The Los Angeles Times has an editorial about the five vacant seats on the Privacy and Civil Liberties Oversight Board. Privacy Lives hasÂ joined in the call to nominate experts to the the board. Terms for the original board expired in January 2008, but President Bush delayed the nomination of new board members for many months; none were confirmed by the Senate. President Obama has not nominated any members. As a result, the board (strengthened by a law a few years after the board’s 2004 creation) has never begun operations. In October, Maine Sen.Â Susan Collins (Republican) and California Rep.Â Jane Harman (Democrat) wrote to President ObamaÂ urging him (pdf)Â to make nominations for the board. Harman also has joined MississippiÂ Rep. Bennie Thompson (Democrat), chairman of the House Homeland Security Committee, in urging President Obama to fill the vacant seats on the board.
The Los Angeles Times says:
Rep. Jane Harman (D-Venice) is pressing the Obama administration to fill the vacancies. In doing so, the president should choose individuals of sufficient experience and stature to act as watchdogs over the intelligence community and the Justice Department.

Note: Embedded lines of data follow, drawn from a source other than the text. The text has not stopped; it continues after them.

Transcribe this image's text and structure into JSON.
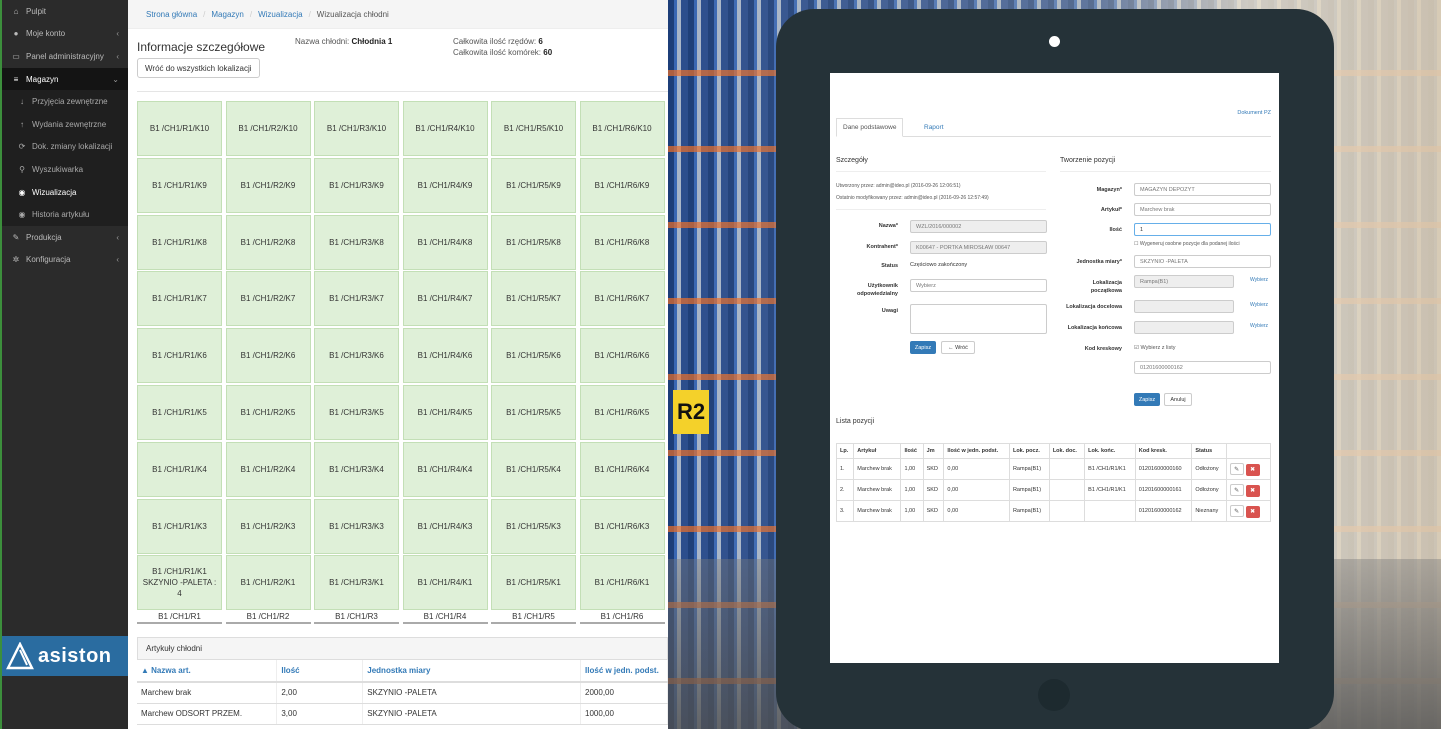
{
  "sidebar": {
    "items": [
      {
        "icon": "home-icon",
        "glyph": "⌂",
        "label": "Pulpit",
        "chev": ""
      },
      {
        "icon": "user-icon",
        "glyph": "●",
        "label": "Moje konto",
        "chev": "‹"
      },
      {
        "icon": "monitor-icon",
        "glyph": "▭",
        "label": "Panel administracyjny",
        "chev": "‹"
      },
      {
        "icon": "stack-icon",
        "glyph": "≡",
        "label": "Magazyn",
        "chev": "⌄"
      },
      {
        "icon": "arrow-down-icon",
        "glyph": "↓",
        "label": "Przyjęcia zewnętrzne",
        "chev": ""
      },
      {
        "icon": "arrow-up-icon",
        "glyph": "↑",
        "label": "Wydania zewnętrzne",
        "chev": ""
      },
      {
        "icon": "refresh-icon",
        "glyph": "⟳",
        "label": "Dok. zmiany lokalizacji",
        "chev": ""
      },
      {
        "icon": "search-icon",
        "glyph": "⚲",
        "label": "Wyszukiwarka",
        "chev": ""
      },
      {
        "icon": "eye-icon",
        "glyph": "◉",
        "label": "Wizualizacja",
        "chev": ""
      },
      {
        "icon": "eye-icon",
        "glyph": "◉",
        "label": "Historia artykułu",
        "chev": ""
      },
      {
        "icon": "wrench-icon",
        "glyph": "✎",
        "label": "Produkcja",
        "chev": "‹"
      },
      {
        "icon": "gear-icon",
        "glyph": "✲",
        "label": "Konfiguracja",
        "chev": "‹"
      }
    ],
    "logo": "asiston"
  },
  "breadcrumb": {
    "home": "Strona główna",
    "magazyn": "Magazyn",
    "wiz": "Wizualizacja",
    "current": "Wizualizacja chłodni"
  },
  "info": {
    "title": "Informacje szczegółowe",
    "back_button": "Wróć do wszystkich lokalizacji",
    "name_label": "Nazwa chłodni:",
    "name_value": "Chłodnia 1",
    "rows_label": "Całkowita ilość rzędów:",
    "rows_value": "6",
    "cells_label": "Całkowita ilość komórek:",
    "cells_value": "60"
  },
  "grid": {
    "columns": [
      {
        "footer": "B1 /CH1/R1",
        "cells": [
          "B1 /CH1/R1/K10",
          "B1 /CH1/R1/K9",
          "B1 /CH1/R1/K8",
          "B1 /CH1/R1/K7",
          "B1 /CH1/R1/K6",
          "B1 /CH1/R1/K5",
          "B1 /CH1/R1/K4",
          "B1 /CH1/R1/K3",
          "B1 /CH1/R1/K1 SKZYNIO -PALETA : 4"
        ]
      },
      {
        "footer": "B1 /CH1/R2",
        "cells": [
          "B1 /CH1/R2/K10",
          "B1 /CH1/R2/K9",
          "B1 /CH1/R2/K8",
          "B1 /CH1/R2/K7",
          "B1 /CH1/R2/K6",
          "B1 /CH1/R2/K5",
          "B1 /CH1/R2/K4",
          "B1 /CH1/R2/K3",
          "B1 /CH1/R2/K1"
        ]
      },
      {
        "footer": "B1 /CH1/R3",
        "cells": [
          "B1 /CH1/R3/K10",
          "B1 /CH1/R3/K9",
          "B1 /CH1/R3/K8",
          "B1 /CH1/R3/K7",
          "B1 /CH1/R3/K6",
          "B1 /CH1/R3/K5",
          "B1 /CH1/R3/K4",
          "B1 /CH1/R3/K3",
          "B1 /CH1/R3/K1"
        ]
      },
      {
        "footer": "B1 /CH1/R4",
        "cells": [
          "B1 /CH1/R4/K10",
          "B1 /CH1/R4/K9",
          "B1 /CH1/R4/K8",
          "B1 /CH1/R4/K7",
          "B1 /CH1/R4/K6",
          "B1 /CH1/R4/K5",
          "B1 /CH1/R4/K4",
          "B1 /CH1/R4/K3",
          "B1 /CH1/R4/K1"
        ]
      },
      {
        "footer": "B1 /CH1/R5",
        "cells": [
          "B1 /CH1/R5/K10",
          "B1 /CH1/R5/K9",
          "B1 /CH1/R5/K8",
          "B1 /CH1/R5/K7",
          "B1 /CH1/R5/K6",
          "B1 /CH1/R5/K5",
          "B1 /CH1/R5/K4",
          "B1 /CH1/R5/K3",
          "B1 /CH1/R5/K1"
        ]
      },
      {
        "footer": "B1 /CH1/R6",
        "cells": [
          "B1 /CH1/R6/K10",
          "B1 /CH1/R6/K9",
          "B1 /CH1/R6/K8",
          "B1 /CH1/R6/K7",
          "B1 /CH1/R6/K6",
          "B1 /CH1/R6/K5",
          "B1 /CH1/R6/K4",
          "B1 /CH1/R6/K3",
          "B1 /CH1/R6/K1"
        ]
      }
    ]
  },
  "articles": {
    "title": "Artykuły chłodni",
    "headers": [
      "▲ Nazwa art.",
      "Ilość",
      "Jednostka miary",
      "Ilość w jedn. podst."
    ],
    "rows": [
      [
        "Marchew brak",
        "2,00",
        "SKZYNIO -PALETA",
        "2000,00"
      ],
      [
        "Marchew ODSORT PRZEM.",
        "3,00",
        "SKZYNIO -PALETA",
        "1000,00"
      ]
    ]
  },
  "tablet": {
    "doc_link": "Dokument PZ",
    "tabs": [
      "Dane podstawowe",
      "Raport"
    ],
    "left": {
      "heading": "Szczegóły",
      "created": "Utworzony przez: admin@ideo.pl (2016-09-26 12:06:51)",
      "modified": "Ostatnio modyfikowany przez: admin@ideo.pl (2016-09-26 12:57:49)",
      "name_label": "Nazwa*",
      "name_value": "WZL/2016/000002",
      "contractor_label": "Kontrahent*",
      "contractor_value": "K00647 - PORTKA MIROSŁAW 00647",
      "status_label": "Status",
      "status_value": "Częściowo zakończony",
      "user_label": "Użytkownik odpowiedzialny",
      "user_value": "Wybierz",
      "notes_label": "Uwagi",
      "save": "Zapisz",
      "back": "← Wróć"
    },
    "right": {
      "heading": "Tworzenie pozycji",
      "store_label": "Magazyn*",
      "store_value": "MAGAZYN DEPOZYT",
      "article_label": "Artykuł*",
      "article_value": "Marchew brak",
      "qty_label": "Ilość",
      "qty_value": "1",
      "separate_check": "Wygeneruj osobne pozycje dla podanej ilości",
      "unit_label": "Jednostka miary*",
      "unit_value": "SKZYNIO -PALETA",
      "start_loc_label": "Lokalizacja początkowa",
      "start_loc_value": "Rampa(B1)",
      "target_loc_label": "Lokalizacja docelowa",
      "end_loc_label": "Lokalizacja końcowa",
      "choose": "Wybierz",
      "barcode_label": "Kod kreskowy",
      "barcode_check": "Wybierz z listy",
      "barcode_value": "01201600000162",
      "save": "Zapisz",
      "cancel": "Anuluj"
    },
    "list": {
      "heading": "Lista pozycji",
      "headers": [
        "Lp.",
        "Artykuł",
        "Ilość",
        "Jm",
        "Ilość w jedn. podst.",
        "Lok. pocz.",
        "Lok. doc.",
        "Lok. końc.",
        "Kod kresk.",
        "Status",
        ""
      ],
      "rows": [
        [
          "1.",
          "Marchew brak",
          "1,00",
          "SKD",
          "0,00",
          "Rampa(B1)",
          "",
          "B1 /CH1/R1/K1",
          "01201600000160",
          "Odłożony"
        ],
        [
          "2.",
          "Marchew brak",
          "1,00",
          "SKD",
          "0,00",
          "Rampa(B1)",
          "",
          "B1 /CH1/R1/K1",
          "01201600000161",
          "Odłożony"
        ],
        [
          "3.",
          "Marchew brak",
          "1,00",
          "SKD",
          "0,00",
          "Rampa(B1)",
          "",
          "",
          "01201600000162",
          "Nieznany"
        ]
      ]
    }
  },
  "background": {
    "rack_sign": "R2"
  }
}
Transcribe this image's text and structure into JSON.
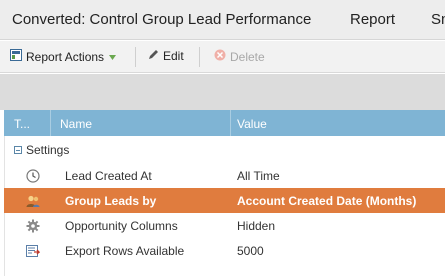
{
  "window": {
    "title": "Converted: Control Group Lead Performance",
    "nav_report": "Report",
    "nav_cut": "Sn"
  },
  "toolbar": {
    "report_actions": "Report Actions",
    "edit": "Edit",
    "delete": "Delete"
  },
  "table": {
    "columns": [
      "T...",
      "Name",
      "Value"
    ],
    "group_label": "Settings",
    "rows": [
      {
        "icon": "clock-icon",
        "name": "Lead Created At",
        "value": "All Time",
        "selected": false
      },
      {
        "icon": "people-icon",
        "name": "Group Leads by",
        "value": "Account Created Date (Months)",
        "selected": true
      },
      {
        "icon": "gear-icon",
        "name": "Opportunity Columns",
        "value": "Hidden",
        "selected": false
      },
      {
        "icon": "export-icon",
        "name": "Export Rows Available",
        "value": "5000",
        "selected": false
      }
    ]
  },
  "colors": {
    "header_bg": "#7fb4d4",
    "selected_row_bg": "#e07c3e"
  }
}
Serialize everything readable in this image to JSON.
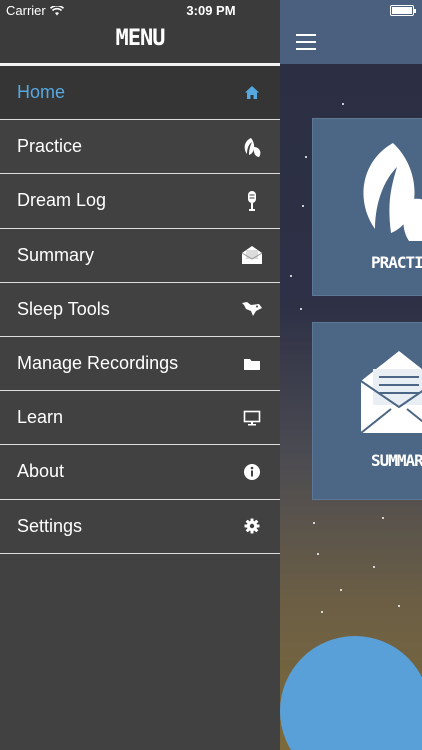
{
  "status_bar": {
    "carrier": "Carrier",
    "time": "3:09 PM"
  },
  "menu": {
    "title": "MENU",
    "items": [
      {
        "label": "Home",
        "icon": "home-icon",
        "active": true
      },
      {
        "label": "Practice",
        "icon": "leaf-icon"
      },
      {
        "label": "Dream Log",
        "icon": "microphone-icon"
      },
      {
        "label": "Summary",
        "icon": "envelope-icon"
      },
      {
        "label": "Sleep Tools",
        "icon": "fox-icon"
      },
      {
        "label": "Manage Recordings",
        "icon": "folder-icon"
      },
      {
        "label": "Learn",
        "icon": "monitor-icon"
      },
      {
        "label": "About",
        "icon": "info-icon"
      },
      {
        "label": "Settings",
        "icon": "gear-icon"
      }
    ]
  },
  "main": {
    "tiles": [
      {
        "label": "PRACTICE",
        "icon": "leaf-icon"
      },
      {
        "label": "SUMMARY",
        "icon": "envelope-icon"
      }
    ]
  },
  "colors": {
    "active": "#56a8e0",
    "drawer": "#414141",
    "navbar": "#4a607e",
    "tile": "#4c6685"
  }
}
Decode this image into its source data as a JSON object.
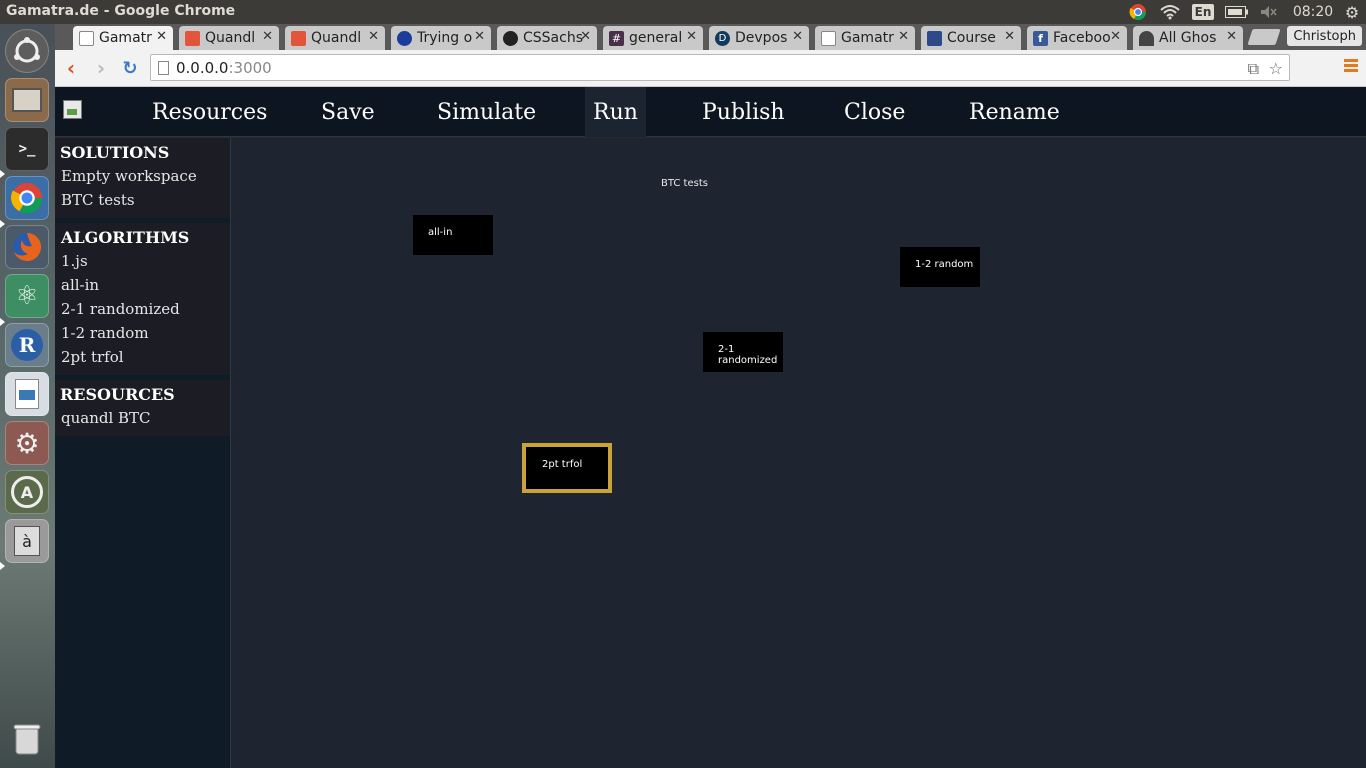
{
  "os": {
    "window_title": "Gamatra.de - Google Chrome",
    "keyboard_lang": "En",
    "clock": "08:20"
  },
  "launcher": {
    "apps": [
      {
        "name": "ubuntu-dash",
        "glyph": "◎",
        "color": "#5d5d5d"
      },
      {
        "name": "files",
        "glyph": "▭",
        "color": "#8a6a4a"
      },
      {
        "name": "terminal",
        "glyph": ">_",
        "color": "#2c2c2c"
      },
      {
        "name": "chrome",
        "glyph": "◉",
        "color": "#3a6ea5"
      },
      {
        "name": "firefox",
        "glyph": "◉",
        "color": "#d8641c"
      },
      {
        "name": "atom",
        "glyph": "⚛",
        "color": "#3e8e64"
      },
      {
        "name": "r-studio",
        "glyph": "R",
        "color": "#2a5fa8"
      },
      {
        "name": "libreoffice-writer",
        "glyph": "▤",
        "color": "#d8dde3"
      },
      {
        "name": "system-settings",
        "glyph": "⚙",
        "color": "#b03a2e"
      },
      {
        "name": "software-updater",
        "glyph": "A",
        "color": "#5c6a4c"
      },
      {
        "name": "character-map",
        "glyph": "à",
        "color": "#9a9a9a"
      },
      {
        "name": "trash",
        "glyph": "🗑",
        "color": "#7d8a8a"
      }
    ]
  },
  "browser": {
    "tabs": [
      {
        "label": "Gamatr",
        "favicon": "#ffffff",
        "active": true
      },
      {
        "label": "Quandl",
        "favicon": "#e2553b"
      },
      {
        "label": "Quandl",
        "favicon": "#e2553b"
      },
      {
        "label": "Trying o",
        "favicon": "#1a3d9c"
      },
      {
        "label": "CSSachs",
        "favicon": "#222222"
      },
      {
        "label": "general",
        "favicon": "#4a2f4a"
      },
      {
        "label": "Devpos",
        "favicon": "#123a5c"
      },
      {
        "label": "Gamatr",
        "favicon": "#ffffff"
      },
      {
        "label": "Course",
        "favicon": "#2a4a8a"
      },
      {
        "label": "Faceboo",
        "favicon": "#3b5998"
      },
      {
        "label": "All Ghos",
        "favicon": "#444444"
      }
    ],
    "profile": "Christoph",
    "url_host": "0.0.0.0",
    "url_port": ":3000"
  },
  "app": {
    "nav": [
      "Resources",
      "Save",
      "Simulate",
      "Run",
      "Publish",
      "Close",
      "Rename"
    ],
    "active_nav": "Run",
    "sidebar": {
      "solutions": {
        "heading": "SOLUTIONS",
        "items": [
          "Empty workspace",
          "BTC tests"
        ]
      },
      "algorithms": {
        "heading": "ALGORITHMS",
        "items": [
          "1.js",
          "all-in",
          "2-1 randomized",
          "1-2 random",
          "2pt trfol"
        ]
      },
      "resources": {
        "heading": "RESOURCES",
        "items": [
          "quandl BTC"
        ]
      }
    },
    "canvas": {
      "title": "BTC tests",
      "nodes": [
        "all-in",
        "1-2 random",
        "2-1 randomized",
        "2pt trfol"
      ],
      "selected_node": "2pt trfol",
      "selection_color": "#c9a238"
    }
  }
}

The board was originally established by Congress in 2004 and was raised to the status of an independent agency within the executive branch in 2007. Its mandate is to advise the administration when anti-terrorism policies threaten to trample civil liberties, and it has access to both public and classified information. It’s meant to complement, not replace, congressional oversight and investigations by the inspectors general of the Justice Department and the CIA. It also makes an annual report to Congress â€” or would, if it were reconstituted with new appointments. […]
The Privacy and Civil Liberties Oversight Board is designed to help protect against abuses in advance so that we don’t have to conduct inquests after the fact. […]
Stung by criticism of its inaction, the administration insists that it is considering candidates for the three Democratic seats on the board and expects congressional Republicans to recommend nominees for the other two seats soon. Better late than never, but the empty seats at the table more than a year into the Obama administration are an embarrassment.
In October, theÂ Washington Post published an op-ed by Alan Charles Raul, formerly vice chairman of the Privacy and Civil Liberties Oversight Board, who said,â€the president should nominate forthwith a distinguished, bipartisan slate of members to reinvigorate the board. […] The lapse of the Privacy and Civil Liberties Oversight Board has been unacceptable. Its work remains vital regardless of what administration is in power.â€Â For more information, hereâ€™s a 2008Â Congressional Research Service report (pdf) on the boardâ€™s history and powers.